As shown in Figure 2 from our full report, Artificial Intelligence Adoption Trends and Customer Experience, the adoption rate for AI has risen from 9% of all organizations in 2018 to 13% in 2019. During the same period, the percentage of organizations making new investments in AI has risen from 18% in 2018 to 24% in 2019.
Artificial intelligence (AI), as we define it, is not a single technology but several closely-grouped technologies that allow for a machine to absorb and analyze data in order to make a recommendation or take an action. These technologies include rules-based reasoning, machine learning, speech recognition, natural language processing, facial/object recognition, chatbots, and other artificial intelligence capabilities. These technologies are seldom deployed as a separate device or stand-alone system. They are usually embedded as features or capabilities within business applications.
AI is not a particularly new concept. The term was coined in the 1950s and has been a part of life to some extent at least since the 1980s. In terms of public consciousness, however, AI remained in the background until IBM’s Watson won on the game show “Jeopardy” in 2011. Since then, IBM and other companies have been making it a dedicated business strategy to incorporate AI into business processes as an enabling technology.
“AI is especially difficult to track,” said David Wagner, vice president for research at Computer Economics, an IT research firm based in Irvine, Calif. “AI is all around us, and yet generally people do not always realize it. For example, most modern skyscrapers feature elevators that use AI to position themselves best to answer calls before they are made, rather than simply waiting for a button to be pushed on a given floor. But it is ubiquitous, so it does not seem like artificial intelligence.

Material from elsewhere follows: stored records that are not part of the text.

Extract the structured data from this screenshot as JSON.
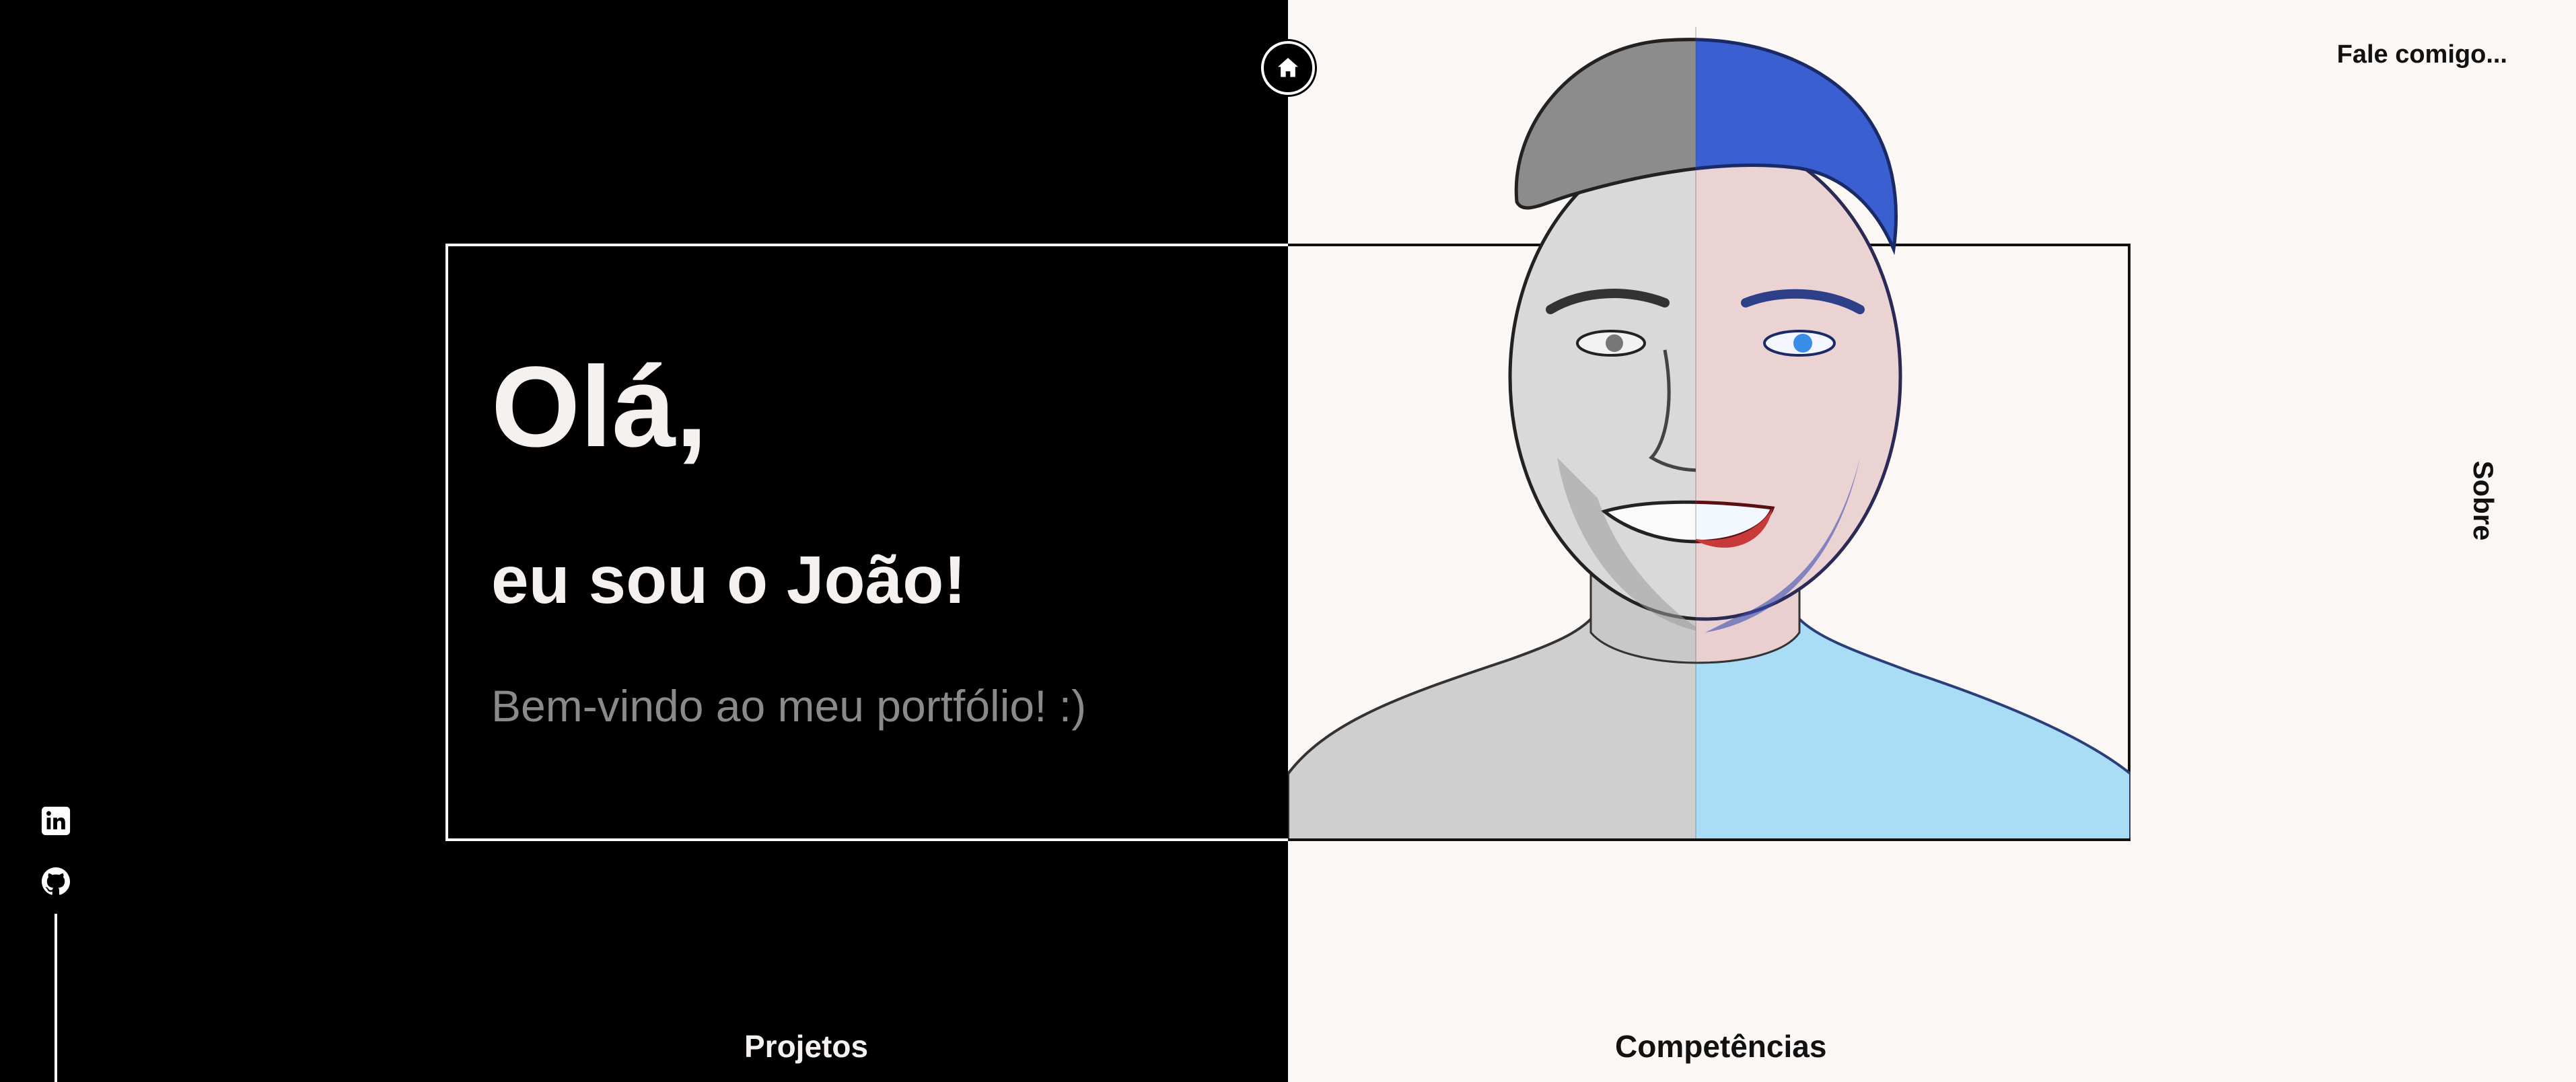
{
  "nav": {
    "contact_label": "Fale comigo...",
    "about_label": "Sobre",
    "projects_label": "Projetos",
    "skills_label": "Competências"
  },
  "hero": {
    "greeting": "Olá,",
    "intro": "eu sou o João!",
    "welcome": "Bem-vindo ao meu portfólio! :)"
  },
  "icons": {
    "home": "home-icon",
    "linkedin": "linkedin-icon",
    "github": "github-icon"
  },
  "colors": {
    "dark_bg": "#000000",
    "light_bg": "#faf7f4",
    "light_text": "#f5f1ee",
    "muted_text": "#8a8a8a",
    "accent_blue": "#3a63d8"
  }
}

The same can be said for AI in an enterprise setting, whether it is a chatbot, a digital assistant, or a set of rules that govern a network. People often forget that they are interacting with AI once they’ve assimilated it into their lives.”
AI systems can be developed in-house, but many companies simply do not have skills or the budget. Our research bolsters this point. As shown in our full report, far more companies use AI features embedded in business applications rather than develop them in-house. As such, AI as a service is becoming more popular. IBM, as an example, can build sector-specific or company-specific versions of Watson that can digest company data and embed AI into business processes.
The full report provides an overview of artificial intelligence adoption and investment trends, providing data on how many organizations have solutions in place, how many are in the process of implementing it, and how many are expanding implementations. We also look at the return on investment experience, total cost of ownership experience, and considered or planned uses for new AI investment. We conclude with important principles to apply in planning and implementing AI systems.